Remote and hybrid work models are no longer a far-fetched concept — they’re officially reality.
Companies large and small have committed to adopting more flexible work policies in the future, with a Global Work-from-Home Experience Survey estimating that 25% to 30% of the workforce will work remotely multiple days each week.
Although these arrangements are in high demand and carry their own benefits, there is still a need to balance this shift with a physical office, which is valuable to workplace culture. If the past year has taught anything, it’s that certain aspects of the workplace cannot be replicated virtually.
For instance, the mass transition to working from home has had a direct impact on the emotional wellbeing of employees as they’ve grown increasingly lonely. In fact, a study from Twingate found that 65% of remote workers admitted they feel lonely.
Subsequently, this can have a direct impact on work performance. While there have been indications that remote working can boost productivity, some companies have cited that culture loss and reduced productivity are the main reasons for them to shit to a hybrid model.
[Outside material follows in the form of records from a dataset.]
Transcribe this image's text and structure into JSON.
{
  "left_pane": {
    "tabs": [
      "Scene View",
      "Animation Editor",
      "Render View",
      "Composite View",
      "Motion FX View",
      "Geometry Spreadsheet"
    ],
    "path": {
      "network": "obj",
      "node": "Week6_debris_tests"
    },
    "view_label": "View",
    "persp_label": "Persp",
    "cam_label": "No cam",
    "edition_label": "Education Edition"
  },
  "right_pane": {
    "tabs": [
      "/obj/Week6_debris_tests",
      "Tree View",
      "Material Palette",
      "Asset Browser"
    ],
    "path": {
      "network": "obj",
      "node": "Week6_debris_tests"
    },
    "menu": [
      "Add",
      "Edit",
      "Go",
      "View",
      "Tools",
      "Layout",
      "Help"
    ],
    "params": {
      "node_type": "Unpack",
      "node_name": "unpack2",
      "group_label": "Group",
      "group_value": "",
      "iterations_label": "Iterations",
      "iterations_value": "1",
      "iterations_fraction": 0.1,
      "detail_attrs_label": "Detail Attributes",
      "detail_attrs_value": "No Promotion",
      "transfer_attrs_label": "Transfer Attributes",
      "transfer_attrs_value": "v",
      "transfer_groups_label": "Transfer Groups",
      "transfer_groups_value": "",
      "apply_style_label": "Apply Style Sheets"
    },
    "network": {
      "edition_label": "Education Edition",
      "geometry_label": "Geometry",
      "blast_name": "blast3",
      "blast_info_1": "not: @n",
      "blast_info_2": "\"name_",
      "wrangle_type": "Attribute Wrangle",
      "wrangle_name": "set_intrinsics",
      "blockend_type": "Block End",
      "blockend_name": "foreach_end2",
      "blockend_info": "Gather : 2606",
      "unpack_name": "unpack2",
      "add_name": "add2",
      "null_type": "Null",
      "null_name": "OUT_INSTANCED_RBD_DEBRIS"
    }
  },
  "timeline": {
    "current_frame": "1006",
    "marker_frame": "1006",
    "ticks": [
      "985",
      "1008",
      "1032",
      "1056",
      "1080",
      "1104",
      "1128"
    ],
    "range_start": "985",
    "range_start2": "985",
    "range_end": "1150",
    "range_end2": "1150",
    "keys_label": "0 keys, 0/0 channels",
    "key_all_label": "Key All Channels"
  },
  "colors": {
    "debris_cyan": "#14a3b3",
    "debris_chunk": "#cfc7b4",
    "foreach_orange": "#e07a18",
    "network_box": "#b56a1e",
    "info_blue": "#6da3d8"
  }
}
Finding balance seems to be the end goal for many organizations. While companies want employees to enjoy the newfound perks of remote working, leaders are also looking to accommodate those who miss the connection and socialization that a physical workplace provides.